▸ **Problem details**
Scan the records for the string "total" and copy every line that holds it.
(Supplied records begins)
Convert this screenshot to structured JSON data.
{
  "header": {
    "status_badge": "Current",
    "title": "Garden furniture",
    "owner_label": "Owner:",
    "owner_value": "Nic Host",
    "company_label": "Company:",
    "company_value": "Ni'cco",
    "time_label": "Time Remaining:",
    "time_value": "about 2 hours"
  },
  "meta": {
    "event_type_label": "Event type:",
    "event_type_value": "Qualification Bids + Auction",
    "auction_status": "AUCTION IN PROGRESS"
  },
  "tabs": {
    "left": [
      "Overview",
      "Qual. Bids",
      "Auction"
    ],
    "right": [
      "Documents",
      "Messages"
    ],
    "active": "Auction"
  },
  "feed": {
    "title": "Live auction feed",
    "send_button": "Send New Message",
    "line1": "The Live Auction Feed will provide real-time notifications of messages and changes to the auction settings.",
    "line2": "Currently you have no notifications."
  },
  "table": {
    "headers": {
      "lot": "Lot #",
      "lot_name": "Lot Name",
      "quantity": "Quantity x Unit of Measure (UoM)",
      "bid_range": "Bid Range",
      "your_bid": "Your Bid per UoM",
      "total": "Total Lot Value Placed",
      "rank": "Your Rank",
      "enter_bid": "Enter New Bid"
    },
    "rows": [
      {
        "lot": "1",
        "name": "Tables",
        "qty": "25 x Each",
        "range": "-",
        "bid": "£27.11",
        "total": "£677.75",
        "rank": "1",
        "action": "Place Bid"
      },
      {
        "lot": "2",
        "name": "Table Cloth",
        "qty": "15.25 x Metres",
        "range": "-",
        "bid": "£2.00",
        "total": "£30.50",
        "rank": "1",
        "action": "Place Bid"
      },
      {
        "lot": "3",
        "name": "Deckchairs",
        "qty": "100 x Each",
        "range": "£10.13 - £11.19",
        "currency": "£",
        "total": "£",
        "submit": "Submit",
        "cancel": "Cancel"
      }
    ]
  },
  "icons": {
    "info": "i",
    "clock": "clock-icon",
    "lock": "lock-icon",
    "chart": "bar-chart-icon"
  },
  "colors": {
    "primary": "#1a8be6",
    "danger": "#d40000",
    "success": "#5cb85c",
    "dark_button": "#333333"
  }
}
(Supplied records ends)
▸ **Result**
      "total": "Total Lot Value Placed",
        "total": "£677.75",
        "total": "£30.50",
        "total": "£",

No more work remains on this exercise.